GROUND handling companies under the aegis of Aviation Ground Handling Association of Nigeria (AGHAN) have again stressed that it is imperative for the Nigerian Civil Aviation Authority (NCAA) to put necessary regulations and policies in place, which would usher in new handling price rates for the sub-sector.
Presently, handling fees by ground handling companies in Nigeria remains the lowest on the continent and fluctuate between $1,000 and $400 for narrow body aircraft, while a handling of a wide body aircraft goes as low as $3,000 for passenger flight.
Reports recently published by NigerianFLIGHTDECK put ground handling charges in countries like Guinea where foreign airlines are charged $1,673 (narrow body); $4,715 (wide body),while in Senegal; $2,250 and $5,259, Cameroon; $1,400 and $4,500, Sierra Leone; $2,250 and $5,250 and Ghana with $1,500 and $4,150 for passenger flight.
Cargo flight attracts $2,300, $1,750, $2,300, and $2,500 in Senegal, Cameroon, Sierra Leone, Ghana, respectively for narrow body aircraft, while for wide body aircraft, the ground handling in those countries charge between $4,450 and $5,250 per flight.
It is against this sloped narrative that AGHAN has offered to work with the industry regulator to set up minimum safety threshold handling rates for the sub-sector stressing that anything below this should be viewed as inimical to safety operations.
President, AGHAN, Mr. Olaniyi Adigun said the body was willing to work with the NCAA to set up operating standards, safety and security standards, establish minimum safety threshold handling rates within the sector, encourage an enabling environment to attract capital inflow into the sector through local and foreign investment.
He said this would also encourage healthy competition among the players without compromising safety, security and the economic interest of the nation.
He said: ”Any rates below the established safety threshold ground handling rates has the tendency to jeopardise safety and security and loss of revenue to the Federal Government through the 5 per cent concessionary fees pay by the handling companies to the government.
“To achieve the aims enumerated above, it is our strong believe that if both the Federal Government (NCAA) and the various stakeholders come together to put necessary regulations and policies including setting up of a minimum safety threshold handling rates in place, the ground handling sector will experience a rebirth.
“This will increase government revenue and create stability in terms of safety and security within the sector and the industry at large.

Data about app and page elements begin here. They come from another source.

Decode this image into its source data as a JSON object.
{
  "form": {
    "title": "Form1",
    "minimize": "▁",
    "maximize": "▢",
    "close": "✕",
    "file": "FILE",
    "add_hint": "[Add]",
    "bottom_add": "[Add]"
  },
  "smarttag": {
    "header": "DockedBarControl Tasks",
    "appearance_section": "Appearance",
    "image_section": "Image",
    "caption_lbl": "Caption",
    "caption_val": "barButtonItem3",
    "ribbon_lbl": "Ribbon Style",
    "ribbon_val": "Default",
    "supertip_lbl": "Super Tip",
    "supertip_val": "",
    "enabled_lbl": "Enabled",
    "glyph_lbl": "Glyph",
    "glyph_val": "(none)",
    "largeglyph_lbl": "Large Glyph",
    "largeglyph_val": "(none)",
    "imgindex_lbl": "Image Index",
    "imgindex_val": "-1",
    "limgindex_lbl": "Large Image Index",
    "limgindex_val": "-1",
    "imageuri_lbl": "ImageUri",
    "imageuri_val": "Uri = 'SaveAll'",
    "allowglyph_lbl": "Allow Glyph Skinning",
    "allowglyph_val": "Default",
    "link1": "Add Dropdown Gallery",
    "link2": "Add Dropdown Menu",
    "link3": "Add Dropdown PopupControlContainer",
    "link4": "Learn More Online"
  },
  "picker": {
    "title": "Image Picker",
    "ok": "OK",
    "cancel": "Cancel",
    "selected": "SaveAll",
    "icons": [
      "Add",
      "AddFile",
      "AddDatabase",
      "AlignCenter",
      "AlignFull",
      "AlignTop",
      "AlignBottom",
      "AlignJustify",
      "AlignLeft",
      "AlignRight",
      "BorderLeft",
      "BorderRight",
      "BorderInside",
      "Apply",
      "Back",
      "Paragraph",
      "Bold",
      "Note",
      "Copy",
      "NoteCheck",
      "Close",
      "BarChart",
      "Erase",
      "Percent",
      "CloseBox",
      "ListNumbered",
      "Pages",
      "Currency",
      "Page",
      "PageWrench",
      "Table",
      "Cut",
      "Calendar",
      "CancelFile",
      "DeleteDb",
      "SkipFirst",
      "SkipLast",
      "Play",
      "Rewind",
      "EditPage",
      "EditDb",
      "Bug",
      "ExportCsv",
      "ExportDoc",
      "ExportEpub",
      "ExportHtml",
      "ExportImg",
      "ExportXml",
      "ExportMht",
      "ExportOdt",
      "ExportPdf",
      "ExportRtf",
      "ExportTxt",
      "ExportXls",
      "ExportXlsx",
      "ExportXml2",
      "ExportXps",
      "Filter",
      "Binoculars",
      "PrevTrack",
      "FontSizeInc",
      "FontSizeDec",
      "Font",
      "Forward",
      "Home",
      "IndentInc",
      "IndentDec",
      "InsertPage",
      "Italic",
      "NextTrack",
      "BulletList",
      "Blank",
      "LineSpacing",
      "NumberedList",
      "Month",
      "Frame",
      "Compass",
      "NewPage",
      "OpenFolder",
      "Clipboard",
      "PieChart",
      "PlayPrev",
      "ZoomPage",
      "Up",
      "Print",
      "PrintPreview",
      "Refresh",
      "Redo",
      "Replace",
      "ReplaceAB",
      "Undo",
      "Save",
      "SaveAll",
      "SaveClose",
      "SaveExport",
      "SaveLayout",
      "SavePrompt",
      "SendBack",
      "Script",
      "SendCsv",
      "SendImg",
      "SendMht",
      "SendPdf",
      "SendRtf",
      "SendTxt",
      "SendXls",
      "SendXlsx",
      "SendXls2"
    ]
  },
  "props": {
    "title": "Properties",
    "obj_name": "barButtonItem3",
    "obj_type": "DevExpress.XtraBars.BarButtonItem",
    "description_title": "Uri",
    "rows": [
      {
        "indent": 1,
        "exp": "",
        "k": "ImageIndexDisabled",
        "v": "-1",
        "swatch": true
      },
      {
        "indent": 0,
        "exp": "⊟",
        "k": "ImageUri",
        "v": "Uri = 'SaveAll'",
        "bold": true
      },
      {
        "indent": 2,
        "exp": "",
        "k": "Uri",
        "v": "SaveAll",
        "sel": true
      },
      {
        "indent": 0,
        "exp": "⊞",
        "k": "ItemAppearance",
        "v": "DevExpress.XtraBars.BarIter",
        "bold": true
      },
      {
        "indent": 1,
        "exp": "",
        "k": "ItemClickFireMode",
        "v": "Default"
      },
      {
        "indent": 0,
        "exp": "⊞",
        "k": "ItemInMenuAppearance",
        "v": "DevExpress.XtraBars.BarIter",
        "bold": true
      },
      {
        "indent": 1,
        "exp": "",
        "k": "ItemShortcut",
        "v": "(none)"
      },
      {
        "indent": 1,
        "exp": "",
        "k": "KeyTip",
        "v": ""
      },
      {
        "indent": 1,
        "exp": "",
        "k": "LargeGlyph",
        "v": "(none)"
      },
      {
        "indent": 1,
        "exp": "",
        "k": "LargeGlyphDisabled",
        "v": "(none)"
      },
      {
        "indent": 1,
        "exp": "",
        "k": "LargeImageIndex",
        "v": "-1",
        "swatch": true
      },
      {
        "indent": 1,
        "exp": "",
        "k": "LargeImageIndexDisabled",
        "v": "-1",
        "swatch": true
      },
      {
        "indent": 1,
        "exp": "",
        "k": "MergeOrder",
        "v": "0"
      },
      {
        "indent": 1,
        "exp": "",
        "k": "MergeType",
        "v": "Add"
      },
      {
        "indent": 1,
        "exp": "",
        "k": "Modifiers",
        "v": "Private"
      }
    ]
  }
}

This can effectively work out if the extant Nigerian Civil Aviation Regulation (NCAR) Act is amended to further empower NCAA to properly regulate the industry like the Central Bank of Nigeria (CBN).
Besides, he appealed to the National Assembly to expedite action in the passage of the NCAR presently before it, marinating that this would further improve the Nigerian aviation industry and bring it at par with its counterparts in developed nations.
“An improved aviation industry is a plus to the ground handling sub-sector,” he said.
Earlier in the week, Managing Director of Skyway Aviation Handling Company (SAHCOL), Mr. Basil Agboarumi alluded to pricing of handling companies as one of the sub-sectors challenges to the Senate Committee on Privatization.